Dataset items:
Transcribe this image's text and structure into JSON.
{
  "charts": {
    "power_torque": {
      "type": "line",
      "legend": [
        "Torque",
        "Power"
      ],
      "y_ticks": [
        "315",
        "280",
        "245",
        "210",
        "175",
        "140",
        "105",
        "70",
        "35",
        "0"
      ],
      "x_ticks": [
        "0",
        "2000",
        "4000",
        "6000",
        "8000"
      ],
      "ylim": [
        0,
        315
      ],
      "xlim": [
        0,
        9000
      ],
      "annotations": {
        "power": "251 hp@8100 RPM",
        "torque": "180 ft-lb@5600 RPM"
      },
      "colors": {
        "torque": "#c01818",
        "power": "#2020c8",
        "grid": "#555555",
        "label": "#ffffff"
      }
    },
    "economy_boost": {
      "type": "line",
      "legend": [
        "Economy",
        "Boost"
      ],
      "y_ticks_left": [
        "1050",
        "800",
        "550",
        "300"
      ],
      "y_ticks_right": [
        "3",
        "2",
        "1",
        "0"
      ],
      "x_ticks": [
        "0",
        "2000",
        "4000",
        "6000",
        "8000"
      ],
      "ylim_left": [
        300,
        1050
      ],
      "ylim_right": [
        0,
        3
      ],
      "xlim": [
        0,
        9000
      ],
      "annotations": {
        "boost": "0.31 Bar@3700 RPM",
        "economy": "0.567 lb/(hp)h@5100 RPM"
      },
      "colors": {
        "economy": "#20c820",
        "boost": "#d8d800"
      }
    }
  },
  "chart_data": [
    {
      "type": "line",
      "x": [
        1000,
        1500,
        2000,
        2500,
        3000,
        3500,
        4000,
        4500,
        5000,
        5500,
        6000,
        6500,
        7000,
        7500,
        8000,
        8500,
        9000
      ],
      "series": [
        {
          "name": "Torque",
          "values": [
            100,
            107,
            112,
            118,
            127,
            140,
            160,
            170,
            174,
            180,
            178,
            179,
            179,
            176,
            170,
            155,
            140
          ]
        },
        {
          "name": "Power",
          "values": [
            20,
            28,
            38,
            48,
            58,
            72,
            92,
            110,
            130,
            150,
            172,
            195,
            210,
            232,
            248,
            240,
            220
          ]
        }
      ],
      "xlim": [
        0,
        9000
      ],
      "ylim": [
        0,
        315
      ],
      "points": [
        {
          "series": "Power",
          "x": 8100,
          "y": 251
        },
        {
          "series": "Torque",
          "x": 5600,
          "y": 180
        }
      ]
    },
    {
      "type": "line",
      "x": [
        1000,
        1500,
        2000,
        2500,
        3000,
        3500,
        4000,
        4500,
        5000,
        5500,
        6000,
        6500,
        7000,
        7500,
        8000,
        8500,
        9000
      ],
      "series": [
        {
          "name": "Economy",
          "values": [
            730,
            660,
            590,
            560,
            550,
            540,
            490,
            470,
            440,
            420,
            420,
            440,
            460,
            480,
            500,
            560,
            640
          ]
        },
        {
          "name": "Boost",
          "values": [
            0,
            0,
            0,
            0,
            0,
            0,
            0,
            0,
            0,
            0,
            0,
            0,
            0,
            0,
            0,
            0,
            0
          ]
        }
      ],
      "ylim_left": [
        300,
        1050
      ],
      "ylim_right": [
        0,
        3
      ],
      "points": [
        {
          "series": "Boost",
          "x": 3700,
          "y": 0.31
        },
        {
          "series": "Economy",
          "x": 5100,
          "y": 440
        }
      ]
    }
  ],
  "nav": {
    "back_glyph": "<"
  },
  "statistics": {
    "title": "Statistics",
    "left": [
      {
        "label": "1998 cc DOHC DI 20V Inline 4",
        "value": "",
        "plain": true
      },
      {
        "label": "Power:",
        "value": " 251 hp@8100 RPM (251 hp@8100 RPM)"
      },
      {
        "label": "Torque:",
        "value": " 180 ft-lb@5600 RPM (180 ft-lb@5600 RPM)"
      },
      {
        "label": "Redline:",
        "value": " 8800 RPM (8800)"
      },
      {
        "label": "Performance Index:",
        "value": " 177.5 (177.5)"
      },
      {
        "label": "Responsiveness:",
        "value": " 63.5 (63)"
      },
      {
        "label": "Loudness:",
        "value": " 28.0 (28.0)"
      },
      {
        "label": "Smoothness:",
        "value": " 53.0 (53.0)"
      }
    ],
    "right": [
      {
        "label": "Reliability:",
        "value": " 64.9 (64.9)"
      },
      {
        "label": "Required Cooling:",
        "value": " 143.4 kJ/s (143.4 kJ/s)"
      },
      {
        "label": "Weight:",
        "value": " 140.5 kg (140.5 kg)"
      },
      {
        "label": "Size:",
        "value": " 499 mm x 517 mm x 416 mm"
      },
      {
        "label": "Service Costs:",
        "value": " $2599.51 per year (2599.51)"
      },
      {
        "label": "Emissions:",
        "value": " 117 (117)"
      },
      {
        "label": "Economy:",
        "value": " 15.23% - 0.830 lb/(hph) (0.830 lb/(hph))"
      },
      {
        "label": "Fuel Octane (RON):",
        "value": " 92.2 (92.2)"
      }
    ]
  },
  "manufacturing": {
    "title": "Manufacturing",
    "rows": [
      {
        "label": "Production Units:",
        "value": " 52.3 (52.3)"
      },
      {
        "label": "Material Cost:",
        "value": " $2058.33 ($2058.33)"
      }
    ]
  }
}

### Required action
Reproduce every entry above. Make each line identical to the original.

### Solution for this exercise
Transcribe this image's text and structure into JSON.
{
  "charts": {
    "power_torque": {
      "type": "line",
      "legend": [
        "Torque",
        "Power"
      ],
      "y_ticks": [
        "315",
        "280",
        "245",
        "210",
        "175",
        "140",
        "105",
        "70",
        "35",
        "0"
      ],
      "x_ticks": [
        "0",
        "2000",
        "4000",
        "6000",
        "8000"
      ],
      "ylim": [
        0,
        315
      ],
      "xlim": [
        0,
        9000
      ],
      "annotations": {
        "power": "251 hp@8100 RPM",
        "torque": "180 ft-lb@5600 RPM"
      },
      "colors": {
        "torque": "#c01818",
        "power": "#2020c8",
        "grid": "#555555",
        "label": "#ffffff"
      }
    },
    "economy_boost": {
      "type": "line",
      "legend": [
        "Economy",
        "Boost"
      ],
      "y_ticks_left": [
        "1050",
        "800",
        "550",
        "300"
      ],
      "y_ticks_right": [
        "3",
        "2",
        "1",
        "0"
      ],
      "x_ticks": [
        "0",
        "2000",
        "4000",
        "6000",
        "8000"
      ],
      "ylim_left": [
        300,
        1050
      ],
      "ylim_right": [
        0,
        3
      ],
      "xlim": [
        0,
        9000
      ],
      "annotations": {
        "boost": "0.31 Bar@3700 RPM",
        "economy": "0.567 lb/(hp)h@5100 RPM"
      },
      "colors": {
        "economy": "#20c820",
        "boost": "#d8d800"
      }
    }
  },
  "chart_data": [
    {
      "type": "line",
      "x": [
        1000,
        1500,
        2000,
        2500,
        3000,
        3500,
        4000,
        4500,
        5000,
        5500,
        6000,
        6500,
        7000,
        7500,
        8000,
        8500,
        9000
      ],
      "series": [
        {
          "name": "Torque",
          "values": [
            100,
            107,
            112,
            118,
            127,
            140,
            160,
            170,
            174,
            180,
            178,
            179,
            179,
            176,
            170,
            155,
            140
          ]
        },
        {
          "name": "Power",
          "values": [
            20,
            28,
            38,
            48,
            58,
            72,
            92,
            110,
            130,
            150,
            172,
            195,
            210,
            232,
            248,
            240,
            220
          ]
        }
      ],
      "xlim": [
        0,
        9000
      ],
      "ylim": [
        0,
        315
      ],
      "points": [
        {
          "series": "Power",
          "x": 8100,
          "y": 251
        },
        {
          "series": "Torque",
          "x": 5600,
          "y": 180
        }
      ]
    },
    {
      "type": "line",
      "x": [
        1000,
        1500,
        2000,
        2500,
        3000,
        3500,
        4000,
        4500,
        5000,
        5500,
        6000,
        6500,
        7000,
        7500,
        8000,
        8500,
        9000
      ],
      "series": [
        {
          "name": "Economy",
          "values": [
            730,
            660,
            590,
            560,
            550,
            540,
            490,
            470,
            440,
            420,
            420,
            440,
            460,
            480,
            500,
            560,
            640
          ]
        },
        {
          "name": "Boost",
          "values": [
            0,
            0,
            0,
            0,
            0,
            0,
            0,
            0,
            0,
            0,
            0,
            0,
            0,
            0,
            0,
            0,
            0
          ]
        }
      ],
      "ylim_left": [
        300,
        1050
      ],
      "ylim_right": [
        0,
        3
      ],
      "points": [
        {
          "series": "Boost",
          "x": 3700,
          "y": 0.31
        },
        {
          "series": "Economy",
          "x": 5100,
          "y": 440
        }
      ]
    }
  ],
  "nav": {
    "back_glyph": "<"
  },
  "statistics": {
    "title": "Statistics",
    "left": [
      {
        "label": "1998 cc DOHC DI 20V Inline 4",
        "value": "",
        "plain": true
      },
      {
        "label": "Power:",
        "value": " 251 hp@8100 RPM (251 hp@8100 RPM)"
      },
      {
        "label": "Torque:",
        "value": " 180 ft-lb@5600 RPM (180 ft-lb@5600 RPM)"
      },
      {
        "label": "Redline:",
        "value": " 8800 RPM (8800)"
      },
      {
        "label": "Performance Index:",
        "value": " 177.5 (177.5)"
      },
      {
        "label": "Responsiveness:",
        "value": " 63.5 (63)"
      },
      {
        "label": "Loudness:",
        "value": " 28.0 (28.0)"
      },
      {
        "label": "Smoothness:",
        "value": " 53.0 (53.0)"
      }
    ],
    "right": [
      {
        "label": "Reliability:",
        "value": " 64.9 (64.9)"
      },
      {
        "label": "Required Cooling:",
        "value": " 143.4 kJ/s (143.4 kJ/s)"
      },
      {
        "label": "Weight:",
        "value": " 140.5 kg (140.5 kg)"
      },
      {
        "label": "Size:",
        "value": " 499 mm x 517 mm x 416 mm"
      },
      {
        "label": "Service Costs:",
        "value": " $2599.51 per year (2599.51)"
      },
      {
        "label": "Emissions:",
        "value": " 117 (117)"
      },
      {
        "label": "Economy:",
        "value": " 15.23% - 0.830 lb/(hph) (0.830 lb/(hph))"
      },
      {
        "label": "Fuel Octane (RON):",
        "value": " 92.2 (92.2)"
      }
    ]
  },
  "manufacturing": {
    "title": "Manufacturing",
    "rows": [
      {
        "label": "Production Units:",
        "value": " 52.3 (52.3)"
      },
      {
        "label": "Material Cost:",
        "value": " $2058.33 ($2058.33)"
      }
    ]
  }
}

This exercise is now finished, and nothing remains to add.